__DESCRIPTION OF THE TASK__. Scan each line of the records for the word "symbol" and extract the ones that have it.
BEGIN RECORDS SHOWN
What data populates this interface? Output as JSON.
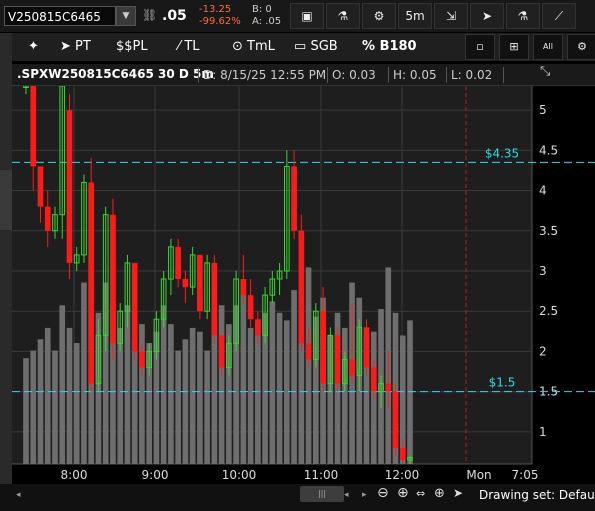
{
  "toolbar": {
    "symbol": "V250815C6465",
    "last": ".05",
    "net_change": "-13.25",
    "net_change_pct": "-99.62%",
    "bid": "B: 0",
    "ask": "A: .05",
    "timeframe": "5m",
    "icons": [
      "link-icon",
      "quote-icon",
      "flask-icon",
      "gear-icon",
      "timeframe-dropdown",
      "cursor-style-icon",
      "pointer-icon",
      "flask-icon-2",
      "chart-style-icon"
    ]
  },
  "drawing_toolbar": {
    "items": [
      {
        "icon": "pin-icon",
        "label": ""
      },
      {
        "icon": "pointer-icon",
        "label": "PT"
      },
      {
        "icon": "dollar-icon",
        "label": "$PL"
      },
      {
        "icon": "trendline-icon",
        "label": "TL"
      },
      {
        "icon": "timeline-icon",
        "label": "TmL"
      },
      {
        "icon": "rectangle-icon",
        "label": "SGB"
      },
      {
        "icon": "percent-icon",
        "label": "B180"
      }
    ],
    "right_buttons": [
      "square-icon",
      "grid-icon",
      "all-label",
      "gear-icon"
    ],
    "all_label": "All"
  },
  "info": {
    "symbol": ".SPXW250815C6465 30 D 5m",
    "date": "D: 8/15/25 12:55 PM",
    "open": "O: 0.03",
    "high": "H: 0.05",
    "low": "L: 0.02"
  },
  "chart_data": {
    "type": "candlestick",
    "x_ticks": [
      "8:00",
      "9:00",
      "10:00",
      "11:00",
      "12:00",
      "Mon",
      "7:05"
    ],
    "y_ticks": [
      "5",
      "4.5",
      "4",
      "3.5",
      "3",
      "2.5",
      "2",
      "1.5",
      "1"
    ],
    "ylim": [
      0.6,
      5.3
    ],
    "price_lines": [
      {
        "label": "$4.35",
        "value": 4.35
      },
      {
        "label": "$1.5",
        "value": 1.5
      }
    ],
    "colors": {
      "up": "#37d82e",
      "down": "#ff1a1a",
      "volume": "#6e6e6e",
      "price_line": "#2fd9e6",
      "grid": "#3a3a3a",
      "bg": "#1e1e1e"
    },
    "candles": [
      [
        5.3,
        5.5,
        5.2,
        5.3
      ],
      [
        5.3,
        5.5,
        4.0,
        4.3
      ],
      [
        4.3,
        4.3,
        3.6,
        3.8
      ],
      [
        3.8,
        4.0,
        3.3,
        3.5
      ],
      [
        3.5,
        3.8,
        3.4,
        3.7
      ],
      [
        3.7,
        5.5,
        3.4,
        5.3
      ],
      [
        5.0,
        5.2,
        2.9,
        3.1
      ],
      [
        3.1,
        3.3,
        3.0,
        3.2
      ],
      [
        3.2,
        4.2,
        3.1,
        4.1
      ],
      [
        4.1,
        4.4,
        1.5,
        1.6
      ],
      [
        1.6,
        2.4,
        1.5,
        2.2
      ],
      [
        2.2,
        3.8,
        2.0,
        3.7
      ],
      [
        3.7,
        3.9,
        1.9,
        2.1
      ],
      [
        2.1,
        2.6,
        2.0,
        2.5
      ],
      [
        2.5,
        3.2,
        2.3,
        3.1
      ],
      [
        3.1,
        3.1,
        1.9,
        2.0
      ],
      [
        2.0,
        2.1,
        1.7,
        1.8
      ],
      [
        1.8,
        2.1,
        1.7,
        2.0
      ],
      [
        2.0,
        2.5,
        1.9,
        2.4
      ],
      [
        2.4,
        3.0,
        2.3,
        2.9
      ],
      [
        2.9,
        3.4,
        2.7,
        3.3
      ],
      [
        3.3,
        3.4,
        2.8,
        2.9
      ],
      [
        2.9,
        3.0,
        2.6,
        2.8
      ],
      [
        2.8,
        3.3,
        2.7,
        3.2
      ],
      [
        3.2,
        3.2,
        2.4,
        2.5
      ],
      [
        2.5,
        3.2,
        2.4,
        3.1
      ],
      [
        3.1,
        3.2,
        2.1,
        2.2
      ],
      [
        2.2,
        2.2,
        1.7,
        1.8
      ],
      [
        1.8,
        2.2,
        1.7,
        2.1
      ],
      [
        2.1,
        3.0,
        2.0,
        2.9
      ],
      [
        2.9,
        3.2,
        2.6,
        2.7
      ],
      [
        2.7,
        2.9,
        2.3,
        2.4
      ],
      [
        2.4,
        2.5,
        2.1,
        2.2
      ],
      [
        2.2,
        2.8,
        2.1,
        2.7
      ],
      [
        2.7,
        3.0,
        2.6,
        2.9
      ],
      [
        2.9,
        3.1,
        2.7,
        3.0
      ],
      [
        3.0,
        4.5,
        2.9,
        4.3
      ],
      [
        4.3,
        4.5,
        3.4,
        3.5
      ],
      [
        3.5,
        3.7,
        2.0,
        2.1
      ],
      [
        2.1,
        2.3,
        1.8,
        1.9
      ],
      [
        1.9,
        2.6,
        1.8,
        2.5
      ],
      [
        2.5,
        2.8,
        1.5,
        1.6
      ],
      [
        1.6,
        2.3,
        1.5,
        2.2
      ],
      [
        2.2,
        2.3,
        1.5,
        1.6
      ],
      [
        1.6,
        2.0,
        1.5,
        1.9
      ],
      [
        1.9,
        2.6,
        1.6,
        1.7
      ],
      [
        1.7,
        2.4,
        1.5,
        2.3
      ],
      [
        2.3,
        2.4,
        1.7,
        1.8
      ],
      [
        1.8,
        1.9,
        1.4,
        1.5
      ],
      [
        1.5,
        1.7,
        1.3,
        1.6
      ],
      [
        1.6,
        2.0,
        1.3,
        1.5
      ],
      [
        1.5,
        1.6,
        0.7,
        0.8
      ],
      [
        0.8,
        0.9,
        0.6,
        0.65
      ],
      [
        0.65,
        0.7,
        0.6,
        0.68
      ]
    ],
    "volume": [
      0.28,
      0.3,
      0.33,
      0.36,
      0.3,
      0.42,
      0.36,
      0.32,
      0.48,
      0.55,
      0.4,
      0.48,
      0.42,
      0.36,
      0.42,
      0.33,
      0.37,
      0.32,
      0.35,
      0.42,
      0.37,
      0.3,
      0.33,
      0.36,
      0.35,
      0.3,
      0.39,
      0.42,
      0.37,
      0.42,
      0.46,
      0.36,
      0.38,
      0.4,
      0.43,
      0.4,
      0.38,
      0.46,
      0.42,
      0.52,
      0.39,
      0.44,
      0.34,
      0.4,
      0.36,
      0.48,
      0.44,
      0.34,
      0.35,
      0.41,
      0.52,
      0.4,
      0.34,
      0.38
    ],
    "volume_scale_max_frac": 0.5
  },
  "statusbar": {
    "drawing_set": "Drawing set: Default"
  }
}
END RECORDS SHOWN
__SOLUTION FOR THIS PROBLEM__.
    "symbol": "V250815C6465",
    "symbol": ".SPXW250815C6465 30 D 5m",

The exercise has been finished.